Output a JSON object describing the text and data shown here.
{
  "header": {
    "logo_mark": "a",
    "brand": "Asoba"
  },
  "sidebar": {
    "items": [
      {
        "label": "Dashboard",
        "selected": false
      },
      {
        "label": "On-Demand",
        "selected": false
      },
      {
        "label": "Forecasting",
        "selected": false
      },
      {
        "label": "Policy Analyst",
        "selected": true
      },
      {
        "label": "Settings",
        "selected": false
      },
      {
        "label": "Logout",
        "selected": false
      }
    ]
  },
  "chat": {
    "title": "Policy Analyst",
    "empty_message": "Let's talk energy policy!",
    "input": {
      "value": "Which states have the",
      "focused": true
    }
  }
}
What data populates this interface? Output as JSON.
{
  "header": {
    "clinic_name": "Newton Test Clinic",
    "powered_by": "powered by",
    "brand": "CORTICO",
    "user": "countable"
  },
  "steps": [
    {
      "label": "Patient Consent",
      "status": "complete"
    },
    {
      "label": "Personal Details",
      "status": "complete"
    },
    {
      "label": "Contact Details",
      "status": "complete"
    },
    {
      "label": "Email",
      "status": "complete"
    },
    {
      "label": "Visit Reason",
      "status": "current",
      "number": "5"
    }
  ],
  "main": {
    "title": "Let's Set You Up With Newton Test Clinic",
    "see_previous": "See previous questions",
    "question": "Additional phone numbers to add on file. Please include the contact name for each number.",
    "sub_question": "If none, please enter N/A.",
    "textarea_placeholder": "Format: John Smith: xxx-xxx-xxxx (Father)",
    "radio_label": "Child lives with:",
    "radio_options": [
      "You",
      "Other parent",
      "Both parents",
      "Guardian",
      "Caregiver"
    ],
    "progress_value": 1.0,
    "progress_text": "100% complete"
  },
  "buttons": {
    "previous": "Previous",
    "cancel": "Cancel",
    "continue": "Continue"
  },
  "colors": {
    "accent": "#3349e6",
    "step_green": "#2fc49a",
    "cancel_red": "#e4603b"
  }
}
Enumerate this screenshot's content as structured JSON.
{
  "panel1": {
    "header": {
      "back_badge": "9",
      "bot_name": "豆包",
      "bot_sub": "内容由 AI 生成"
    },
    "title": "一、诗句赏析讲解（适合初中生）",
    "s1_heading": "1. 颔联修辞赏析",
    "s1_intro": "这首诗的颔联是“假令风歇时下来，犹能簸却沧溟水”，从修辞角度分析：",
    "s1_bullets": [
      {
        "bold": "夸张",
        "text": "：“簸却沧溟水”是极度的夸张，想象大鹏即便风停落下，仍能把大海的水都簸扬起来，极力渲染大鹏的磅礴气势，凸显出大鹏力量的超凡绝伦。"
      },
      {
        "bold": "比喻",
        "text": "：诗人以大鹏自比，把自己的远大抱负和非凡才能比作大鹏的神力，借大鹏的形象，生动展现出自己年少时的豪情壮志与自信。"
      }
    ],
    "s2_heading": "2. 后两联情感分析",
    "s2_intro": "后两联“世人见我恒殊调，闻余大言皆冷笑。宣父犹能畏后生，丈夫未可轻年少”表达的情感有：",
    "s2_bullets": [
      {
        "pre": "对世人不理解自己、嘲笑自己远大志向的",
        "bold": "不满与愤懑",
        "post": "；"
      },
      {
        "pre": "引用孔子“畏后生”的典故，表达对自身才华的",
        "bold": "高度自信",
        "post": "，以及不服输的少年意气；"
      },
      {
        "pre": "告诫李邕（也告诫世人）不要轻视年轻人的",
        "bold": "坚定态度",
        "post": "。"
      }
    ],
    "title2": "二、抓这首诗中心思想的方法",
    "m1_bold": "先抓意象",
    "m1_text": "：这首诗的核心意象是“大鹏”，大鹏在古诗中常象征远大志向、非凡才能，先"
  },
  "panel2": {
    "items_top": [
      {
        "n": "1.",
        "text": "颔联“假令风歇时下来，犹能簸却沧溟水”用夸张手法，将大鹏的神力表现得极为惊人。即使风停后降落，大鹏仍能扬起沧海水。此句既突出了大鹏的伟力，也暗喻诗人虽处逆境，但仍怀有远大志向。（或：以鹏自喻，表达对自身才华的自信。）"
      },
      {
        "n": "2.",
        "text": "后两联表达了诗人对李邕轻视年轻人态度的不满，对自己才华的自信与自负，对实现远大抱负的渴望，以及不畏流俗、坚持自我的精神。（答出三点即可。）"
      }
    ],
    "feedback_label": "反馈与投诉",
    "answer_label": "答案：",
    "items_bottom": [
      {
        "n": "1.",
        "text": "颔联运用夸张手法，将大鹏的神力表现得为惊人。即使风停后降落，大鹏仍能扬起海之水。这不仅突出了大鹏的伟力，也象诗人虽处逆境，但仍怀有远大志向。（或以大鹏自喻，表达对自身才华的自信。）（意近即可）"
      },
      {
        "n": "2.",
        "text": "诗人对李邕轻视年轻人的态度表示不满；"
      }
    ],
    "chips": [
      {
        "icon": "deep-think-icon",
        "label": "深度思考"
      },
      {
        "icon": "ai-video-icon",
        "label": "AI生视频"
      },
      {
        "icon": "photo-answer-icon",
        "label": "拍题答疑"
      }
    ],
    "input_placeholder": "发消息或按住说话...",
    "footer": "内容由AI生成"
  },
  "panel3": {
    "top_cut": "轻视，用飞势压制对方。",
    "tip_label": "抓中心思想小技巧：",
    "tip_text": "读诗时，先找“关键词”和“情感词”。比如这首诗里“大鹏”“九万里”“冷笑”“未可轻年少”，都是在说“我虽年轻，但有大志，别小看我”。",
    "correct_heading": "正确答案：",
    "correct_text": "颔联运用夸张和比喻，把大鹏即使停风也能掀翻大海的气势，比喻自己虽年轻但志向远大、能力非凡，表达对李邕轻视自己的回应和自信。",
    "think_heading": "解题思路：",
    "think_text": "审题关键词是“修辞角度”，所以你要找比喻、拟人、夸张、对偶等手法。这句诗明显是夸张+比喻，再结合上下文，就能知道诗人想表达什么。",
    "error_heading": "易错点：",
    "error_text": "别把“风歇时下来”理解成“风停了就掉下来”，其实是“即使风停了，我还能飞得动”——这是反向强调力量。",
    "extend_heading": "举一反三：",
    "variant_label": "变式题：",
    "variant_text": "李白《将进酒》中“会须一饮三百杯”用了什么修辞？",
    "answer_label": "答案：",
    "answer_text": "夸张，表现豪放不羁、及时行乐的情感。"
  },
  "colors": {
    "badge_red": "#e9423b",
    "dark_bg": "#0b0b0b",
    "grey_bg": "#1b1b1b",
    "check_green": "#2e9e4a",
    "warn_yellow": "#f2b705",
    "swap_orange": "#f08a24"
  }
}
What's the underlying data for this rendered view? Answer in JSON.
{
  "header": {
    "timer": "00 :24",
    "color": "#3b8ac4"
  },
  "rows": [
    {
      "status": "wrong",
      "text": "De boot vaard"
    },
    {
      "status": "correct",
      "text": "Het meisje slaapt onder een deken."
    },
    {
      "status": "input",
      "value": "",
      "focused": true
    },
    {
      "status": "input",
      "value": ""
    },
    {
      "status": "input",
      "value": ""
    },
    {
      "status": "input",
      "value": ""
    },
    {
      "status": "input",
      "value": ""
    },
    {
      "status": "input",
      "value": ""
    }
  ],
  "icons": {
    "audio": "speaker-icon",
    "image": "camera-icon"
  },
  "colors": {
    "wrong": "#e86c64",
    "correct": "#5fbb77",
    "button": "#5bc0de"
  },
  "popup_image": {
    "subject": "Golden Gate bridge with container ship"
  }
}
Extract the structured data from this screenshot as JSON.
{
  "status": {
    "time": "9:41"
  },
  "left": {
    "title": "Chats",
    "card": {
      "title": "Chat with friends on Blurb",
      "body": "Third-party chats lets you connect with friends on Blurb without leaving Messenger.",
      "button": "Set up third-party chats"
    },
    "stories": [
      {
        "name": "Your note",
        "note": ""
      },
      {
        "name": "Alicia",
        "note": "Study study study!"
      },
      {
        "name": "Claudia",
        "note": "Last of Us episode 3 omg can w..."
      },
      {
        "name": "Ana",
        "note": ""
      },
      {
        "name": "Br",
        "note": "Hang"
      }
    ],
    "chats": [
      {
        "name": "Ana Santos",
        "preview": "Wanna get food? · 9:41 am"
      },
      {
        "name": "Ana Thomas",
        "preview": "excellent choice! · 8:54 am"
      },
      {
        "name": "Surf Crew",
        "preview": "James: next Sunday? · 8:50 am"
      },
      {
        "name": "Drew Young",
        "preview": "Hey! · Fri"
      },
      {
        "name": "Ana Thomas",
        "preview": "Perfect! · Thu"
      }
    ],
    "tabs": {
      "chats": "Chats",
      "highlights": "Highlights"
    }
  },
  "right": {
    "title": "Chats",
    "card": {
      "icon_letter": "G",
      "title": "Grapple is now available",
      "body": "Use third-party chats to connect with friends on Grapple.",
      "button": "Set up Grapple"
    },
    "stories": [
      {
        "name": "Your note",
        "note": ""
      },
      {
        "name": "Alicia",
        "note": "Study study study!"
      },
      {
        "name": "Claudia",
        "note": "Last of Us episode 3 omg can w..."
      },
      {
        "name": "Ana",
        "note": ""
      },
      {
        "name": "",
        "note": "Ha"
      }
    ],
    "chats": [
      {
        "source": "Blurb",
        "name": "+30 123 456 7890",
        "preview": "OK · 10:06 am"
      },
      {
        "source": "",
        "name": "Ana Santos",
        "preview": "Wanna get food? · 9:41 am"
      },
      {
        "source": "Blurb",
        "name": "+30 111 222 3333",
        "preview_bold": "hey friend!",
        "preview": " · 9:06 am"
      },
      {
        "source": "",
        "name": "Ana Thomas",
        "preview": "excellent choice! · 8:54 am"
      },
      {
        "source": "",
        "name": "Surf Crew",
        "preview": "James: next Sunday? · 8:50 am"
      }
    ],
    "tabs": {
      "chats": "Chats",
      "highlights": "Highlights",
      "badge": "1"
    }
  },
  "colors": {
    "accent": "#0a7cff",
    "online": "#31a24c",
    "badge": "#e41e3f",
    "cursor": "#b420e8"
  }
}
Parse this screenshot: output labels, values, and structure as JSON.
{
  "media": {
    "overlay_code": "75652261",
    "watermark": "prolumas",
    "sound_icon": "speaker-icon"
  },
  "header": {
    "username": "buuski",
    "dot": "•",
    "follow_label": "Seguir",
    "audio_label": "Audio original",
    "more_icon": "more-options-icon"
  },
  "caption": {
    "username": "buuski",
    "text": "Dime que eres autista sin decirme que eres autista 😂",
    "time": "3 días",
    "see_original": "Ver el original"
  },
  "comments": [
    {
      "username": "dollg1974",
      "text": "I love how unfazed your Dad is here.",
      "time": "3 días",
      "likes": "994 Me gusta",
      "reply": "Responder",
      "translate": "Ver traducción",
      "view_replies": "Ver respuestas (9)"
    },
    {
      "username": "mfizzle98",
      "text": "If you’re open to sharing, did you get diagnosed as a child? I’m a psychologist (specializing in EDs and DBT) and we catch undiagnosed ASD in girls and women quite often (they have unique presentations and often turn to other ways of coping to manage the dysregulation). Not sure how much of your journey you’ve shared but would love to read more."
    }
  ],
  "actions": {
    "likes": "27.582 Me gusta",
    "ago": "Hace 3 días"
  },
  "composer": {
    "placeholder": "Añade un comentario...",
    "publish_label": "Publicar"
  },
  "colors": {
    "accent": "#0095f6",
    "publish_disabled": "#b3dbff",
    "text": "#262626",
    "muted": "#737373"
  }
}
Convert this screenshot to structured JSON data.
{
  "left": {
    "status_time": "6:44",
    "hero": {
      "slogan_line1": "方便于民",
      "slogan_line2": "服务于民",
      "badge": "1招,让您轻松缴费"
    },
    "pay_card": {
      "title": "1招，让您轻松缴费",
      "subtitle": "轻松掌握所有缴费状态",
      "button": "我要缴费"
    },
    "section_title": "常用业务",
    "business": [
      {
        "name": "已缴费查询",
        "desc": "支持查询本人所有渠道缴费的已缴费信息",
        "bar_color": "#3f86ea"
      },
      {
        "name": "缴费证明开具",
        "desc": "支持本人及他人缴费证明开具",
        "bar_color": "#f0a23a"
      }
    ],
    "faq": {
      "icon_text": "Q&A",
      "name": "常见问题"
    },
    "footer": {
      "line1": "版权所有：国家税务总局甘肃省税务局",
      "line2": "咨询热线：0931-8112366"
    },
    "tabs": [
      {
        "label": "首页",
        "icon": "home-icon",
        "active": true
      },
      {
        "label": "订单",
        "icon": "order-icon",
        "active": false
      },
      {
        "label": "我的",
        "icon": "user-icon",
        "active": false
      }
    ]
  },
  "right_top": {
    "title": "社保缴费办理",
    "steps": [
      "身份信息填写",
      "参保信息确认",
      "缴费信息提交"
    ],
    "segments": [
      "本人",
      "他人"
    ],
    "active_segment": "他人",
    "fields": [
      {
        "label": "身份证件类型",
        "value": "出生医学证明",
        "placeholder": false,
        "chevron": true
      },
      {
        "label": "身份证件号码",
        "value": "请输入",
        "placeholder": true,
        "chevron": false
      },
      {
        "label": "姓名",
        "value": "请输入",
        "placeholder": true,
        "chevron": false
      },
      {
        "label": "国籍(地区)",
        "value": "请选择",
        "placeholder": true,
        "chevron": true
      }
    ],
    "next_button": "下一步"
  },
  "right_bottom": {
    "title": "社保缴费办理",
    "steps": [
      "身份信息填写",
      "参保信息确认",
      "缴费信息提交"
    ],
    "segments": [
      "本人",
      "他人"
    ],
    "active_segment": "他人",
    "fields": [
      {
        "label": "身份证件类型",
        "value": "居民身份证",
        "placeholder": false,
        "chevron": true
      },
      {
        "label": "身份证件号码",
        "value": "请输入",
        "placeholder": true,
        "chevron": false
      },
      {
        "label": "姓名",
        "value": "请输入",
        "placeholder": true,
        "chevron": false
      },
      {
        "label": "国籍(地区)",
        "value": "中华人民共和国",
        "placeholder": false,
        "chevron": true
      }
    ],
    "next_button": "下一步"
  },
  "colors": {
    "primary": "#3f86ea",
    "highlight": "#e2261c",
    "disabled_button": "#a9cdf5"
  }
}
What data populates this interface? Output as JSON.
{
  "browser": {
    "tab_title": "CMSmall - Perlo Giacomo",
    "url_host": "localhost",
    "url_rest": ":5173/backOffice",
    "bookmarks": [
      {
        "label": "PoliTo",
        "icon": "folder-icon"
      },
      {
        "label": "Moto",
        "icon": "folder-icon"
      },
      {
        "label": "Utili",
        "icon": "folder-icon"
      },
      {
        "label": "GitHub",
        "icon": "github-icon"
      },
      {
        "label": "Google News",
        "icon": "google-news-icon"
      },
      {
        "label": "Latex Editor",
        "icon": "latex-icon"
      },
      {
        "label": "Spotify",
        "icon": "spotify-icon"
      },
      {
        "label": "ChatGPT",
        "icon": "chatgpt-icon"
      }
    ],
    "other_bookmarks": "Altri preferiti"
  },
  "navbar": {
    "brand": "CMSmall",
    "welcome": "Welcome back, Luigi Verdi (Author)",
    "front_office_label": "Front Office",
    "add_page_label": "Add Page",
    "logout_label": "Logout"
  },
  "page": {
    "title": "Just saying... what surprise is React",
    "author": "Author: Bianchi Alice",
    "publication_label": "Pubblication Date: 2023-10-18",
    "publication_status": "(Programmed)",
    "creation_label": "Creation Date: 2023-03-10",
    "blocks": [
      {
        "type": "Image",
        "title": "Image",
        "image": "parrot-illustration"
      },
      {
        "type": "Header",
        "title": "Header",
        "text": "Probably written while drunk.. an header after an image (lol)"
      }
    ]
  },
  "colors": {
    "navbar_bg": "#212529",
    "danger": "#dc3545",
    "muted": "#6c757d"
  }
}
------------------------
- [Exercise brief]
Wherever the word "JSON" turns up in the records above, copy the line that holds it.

- [Task output]
Output a JSON object describing the text and data shown here.
What data populates this interface? Output as JSON.
Enumerate this screenshot's content as structured JSON.
What's the underlying data for this rendered view? Answer in JSON.
Extract the structured data from this screenshot as JSON.
Parse this screenshot: output labels, values, and structure as JSON.
Convert this screenshot to structured JSON data.
What data populates this interface? Output as JSON.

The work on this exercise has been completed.